The state of New York has enrolled more than 7,000 patients in its medical marijuana program (0.035% of the state’s population) since Governor Cuomo signed the Compassionate Care Act in 2014. In Minnesota, where 2015 was the state’s first full year of operations for the medical marijuana program, only 2,800 patients (0.051% of the state’s population) have enrolled.

Compare those numbers to the nearly 800,000 patients enrolled in the medical marijuana program in California (1.938% of the state’s population) and the over 100,000 patients enrolled in Colorado’s program (1.976% of the state’s population), and it’s clear that some states’ medical marijuana programs are lagging very far behind others. What’s going on?

Five Key Growth Limitation Factors

Using data from the Cannabiz Media database, a few primary factors can be attributed to the growth, breadth, and depth of a state’s medical marijuana program. If a state is lagging in one of these areas, the growth potential of the program will undoubtedly be limited:

1. Age of Program

The longer medical marijuana has been available in a state, the larger the market in that state is likely to be. This is common sense. A program that has been around for a short time hasn’t had time to grow and mature. For example, the programs in Minnesota and New York are very new compared to the programs in California and Colorado.

2. Conditions Covered

In Cannabiz Media’s research, four key conditions were identified as needing to be covered in order for a state’s program to have a chance to grow significantly. If a state covers all of these conditions, its medical marijuana program has a much greater chance of thriving than a program in a state that covers one, two, three, or none of these conditions.

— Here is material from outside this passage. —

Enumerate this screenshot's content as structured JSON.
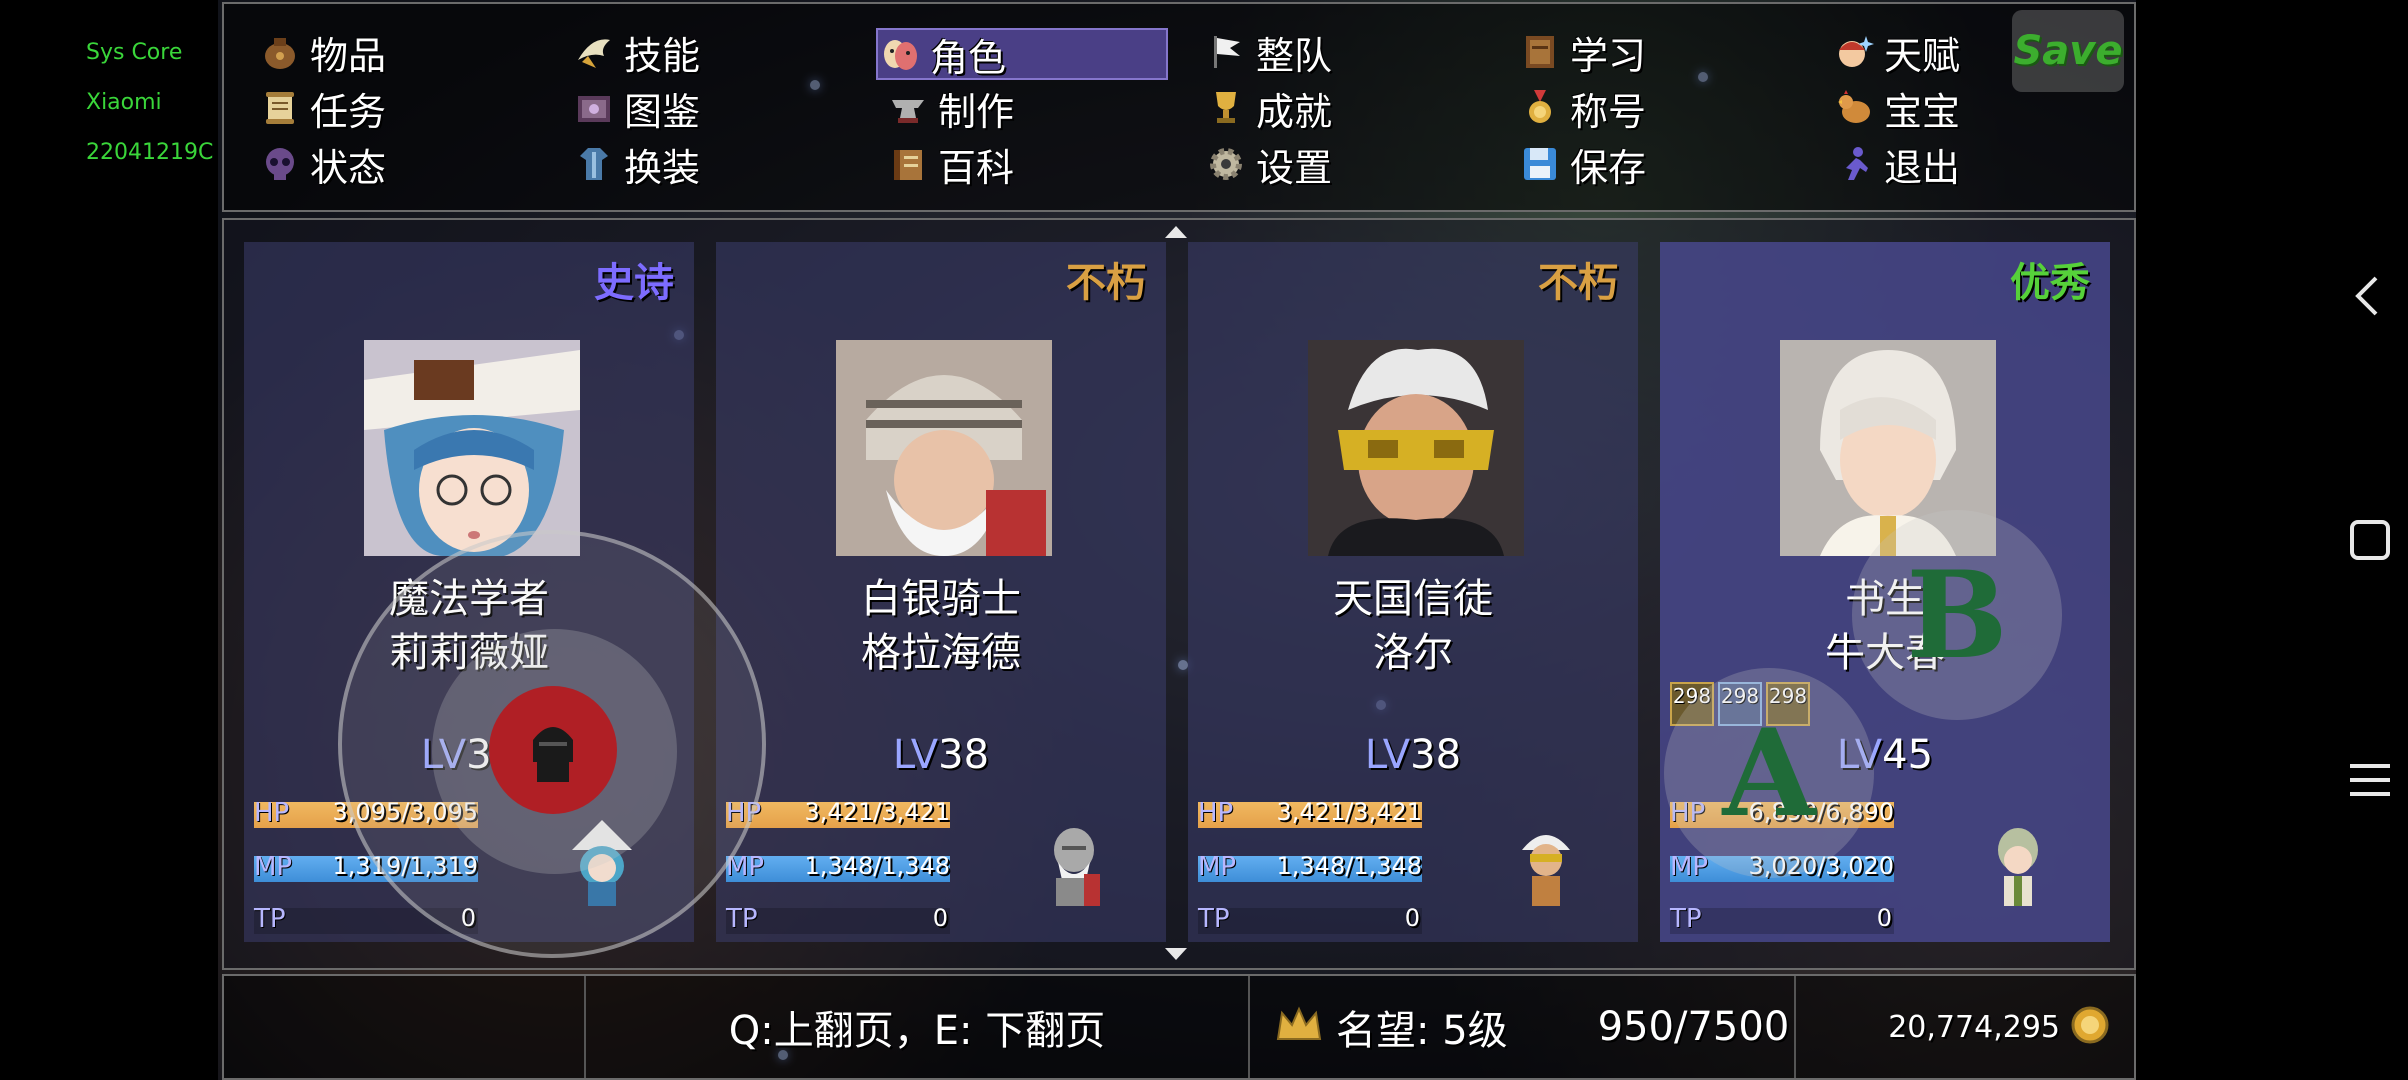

However, the most important condition that must be covered by far is chronic pain. Across the country, 59% of medical marijuana patients are registered for chronic pain. Initially, New York’s medical marijuana program did not cover chronic pain, which would certainly limit its growth potential.

3. Program and License Structure

Some states require extreme restrictions related to marijuana licenses for growing, manufacturing, and dispensing. Some states require that a single license holder controls the marijuana from seed to sale. Cannabiz Media refers to these as “stacked licenses” – where a single license holder must control cultivation, processing, and dispensing.

Stacked license structures make it much easier for states to monitor activity in the industry, but the structure also limits competition and market growth. New York and Minnesota are two of the 12 states that require stacked licenses. California and Colorado both allow partial stacking of licenses.

4. Caregiver Growing

When caregivers are allowed to grow medical marijuana and provide it to their patients, it increases access to the marijuana. Naturally, there is a greater chance for market growth when access increases.

Of the 27 states that have approved medical marijuana, 16 allow caregivers to grow marijuana for their personal/patient use. Neither New York nor Minnesota are included on that list. On the other hand, both California and Colorado allow caregivers to grow marijuana for up to five patients.

5. Access

Again, people need to have access to a product in order to buy it. If they can’t buy it, the market can’t grow. In some states, there are far fewer doctors registered to recommend medical marijuana then in others, and it can be difficult to find participating doctors in many states. Furthermore, some states have licensed very few dispensaries, which means patients might have to drive hours to purchase medical marijuana.

Currently, there are only 17 dispensaries across the entire state of New York (growing to 20 in the near future and to 40 if the state’s expansion plans come to fruition according to The Washington Post). In Minnesota, there were only three locations across the state where patients could get medical marijuana in 2015. By July 2016, that number had only grown to six. A state’s medical marijuana program can only expand so much when there are just six locations selling the product across nearly 87,000 square miles as is the case in Minnesota.

Not All States are Alike

While these five factors are directly affecting the growth of the marijuana industry in many states, they’re not the only factors, nor are they impacting every state. This is an industry filled with state-by-state nuances, and it is absolutely safe to say that no two states are alike.

To make sense of all of these nuances, Cannabiz Media is evaluating these factors and more in an upcoming report for all 27 states that have approved medical and/or recreational marijuana. Subscribe to our newsletter so you don’t miss its release!

Susan Gunelius, Lead Analyst for Cannabiz Media and author of Marijuana Licensing Reference Guide: 2017 Edition, is also President & CEO of KeySplash Creative, Inc., a marketing communications company offering, copywriting, content marketing, email marketing, social media marketing, and strategic branding services. She spent the first half of her 25-year career directing marketing programs for AT&T and HSBC. Today, her clients include household brands like Citigroup, Cox Communications, Intuit, and more as well as small businesses around the world. Susan has written 11 marketing-related books, including the highly popular Content Marketing for Dummies, 30-Minute Social Media Marketing, Kick-ass Copywriting in 10 Easy Steps, The Ultimate Guide to Email Marketing, and she is a popular marketing and branding keynote speaker. She is also a Certified Career Coach and Founder and Editor in Chief of Women on Business, an award-winning blog for business women. Susan holds a B.S. in marketing and an M.B.A in management and strategy.